But be careful. Ideas are slippery things. They can get out of hand quickly.

For example, you may come up with an idea and think you know where your story is going, but then find it doesn’t. It takes a turn into uncharted territory.

It’s a little like planting a seed in your garden. You put it in the ground thinking you’ve planted a daffodil, but when it blooms it’s a rose or a daisy. Sometimes even a tree. Between the planting and the bloom, it changes form.

Ideas can shift as you plot and write, and that’s okay as long as the story still makes sense. Your story has to be logical. Rational. It has to make sense, even if it’s a fantasy.

This is what we call Story Logic. If you give a mouse a cookie, he won’t want a pencil. That doesn’t make sense. People may do illogical things, but stories must have reason and motivation. You can’t have someone cross to pick up a phone that hasn’t rung. Stories are causal. Make sure that when ideas slip they stay within the realm of plausible.

That being said, don’t lock down your ideas too much. Be flexible. Let your imagination go wild. Explore the places your ideas take you knowing that you can always fix the story logic in edits.

I am a plotter. I like to have a clear idea of where I am going when I start writing. But I also allow my plot to grow as I write. I follow tangents knowing I can always go back to the path if I end up someplace scary. My plot acts as my safety net that will keep my story on track. It allows me to let those ideas play out without losing my focus.

It’s okay to change your plot and your mind as you go. Maybe you wanted a happy ending, but found it just wasn’t in the cards. That happens. Let it. Just don’t be led too far astray while you follow those slippery paths.

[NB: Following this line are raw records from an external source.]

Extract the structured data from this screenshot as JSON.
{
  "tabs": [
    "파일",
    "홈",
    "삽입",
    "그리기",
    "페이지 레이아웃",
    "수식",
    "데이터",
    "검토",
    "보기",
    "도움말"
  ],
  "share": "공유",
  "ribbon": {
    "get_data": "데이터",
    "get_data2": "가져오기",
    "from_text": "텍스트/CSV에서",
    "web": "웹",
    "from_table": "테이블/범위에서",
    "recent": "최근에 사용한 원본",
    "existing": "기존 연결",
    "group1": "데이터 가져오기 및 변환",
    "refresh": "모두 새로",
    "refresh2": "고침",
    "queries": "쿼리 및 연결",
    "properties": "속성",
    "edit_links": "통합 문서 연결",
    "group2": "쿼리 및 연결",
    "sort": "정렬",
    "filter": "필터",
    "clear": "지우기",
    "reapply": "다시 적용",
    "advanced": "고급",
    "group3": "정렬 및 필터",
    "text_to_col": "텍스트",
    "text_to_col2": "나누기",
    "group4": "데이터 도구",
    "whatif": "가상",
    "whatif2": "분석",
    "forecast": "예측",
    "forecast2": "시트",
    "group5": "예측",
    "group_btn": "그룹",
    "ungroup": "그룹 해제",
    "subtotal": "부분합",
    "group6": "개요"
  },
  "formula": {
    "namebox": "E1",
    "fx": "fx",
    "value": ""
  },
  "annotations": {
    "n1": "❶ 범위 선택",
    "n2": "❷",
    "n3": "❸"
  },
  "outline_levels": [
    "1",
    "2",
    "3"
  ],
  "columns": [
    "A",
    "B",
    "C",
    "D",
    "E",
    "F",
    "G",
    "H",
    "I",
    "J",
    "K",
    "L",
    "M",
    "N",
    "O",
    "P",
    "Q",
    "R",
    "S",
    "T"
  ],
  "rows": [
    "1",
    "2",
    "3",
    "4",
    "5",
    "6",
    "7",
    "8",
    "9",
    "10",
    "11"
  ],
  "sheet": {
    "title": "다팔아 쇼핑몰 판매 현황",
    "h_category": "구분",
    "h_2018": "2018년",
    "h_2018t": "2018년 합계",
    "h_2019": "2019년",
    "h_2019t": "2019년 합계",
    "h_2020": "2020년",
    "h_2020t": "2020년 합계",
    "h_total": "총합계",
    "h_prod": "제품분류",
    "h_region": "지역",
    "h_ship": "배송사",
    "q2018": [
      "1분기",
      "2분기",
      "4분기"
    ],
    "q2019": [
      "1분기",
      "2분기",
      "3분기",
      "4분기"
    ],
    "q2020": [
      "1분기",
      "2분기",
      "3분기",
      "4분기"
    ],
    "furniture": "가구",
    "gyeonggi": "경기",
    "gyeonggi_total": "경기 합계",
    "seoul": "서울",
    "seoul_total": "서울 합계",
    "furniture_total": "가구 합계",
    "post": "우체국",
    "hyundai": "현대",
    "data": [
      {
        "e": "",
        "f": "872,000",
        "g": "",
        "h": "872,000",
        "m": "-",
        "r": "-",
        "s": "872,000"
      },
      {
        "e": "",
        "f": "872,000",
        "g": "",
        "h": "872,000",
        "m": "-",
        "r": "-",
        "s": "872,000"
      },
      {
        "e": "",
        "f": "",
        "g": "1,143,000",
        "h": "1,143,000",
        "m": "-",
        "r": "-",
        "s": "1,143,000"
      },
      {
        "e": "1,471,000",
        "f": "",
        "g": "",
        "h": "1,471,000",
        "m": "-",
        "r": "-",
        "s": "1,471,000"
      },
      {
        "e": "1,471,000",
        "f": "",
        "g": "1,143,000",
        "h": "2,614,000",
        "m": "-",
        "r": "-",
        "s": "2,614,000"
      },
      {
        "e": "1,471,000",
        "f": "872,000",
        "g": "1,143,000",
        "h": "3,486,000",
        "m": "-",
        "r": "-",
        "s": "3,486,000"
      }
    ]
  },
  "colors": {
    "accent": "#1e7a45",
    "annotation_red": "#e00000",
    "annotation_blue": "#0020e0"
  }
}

The point is to get something on the page. To begin writing. To keep writing. To be willing to let new ideas take hold. Know that it is easier to fix a flawed story than it is to fix a blank page.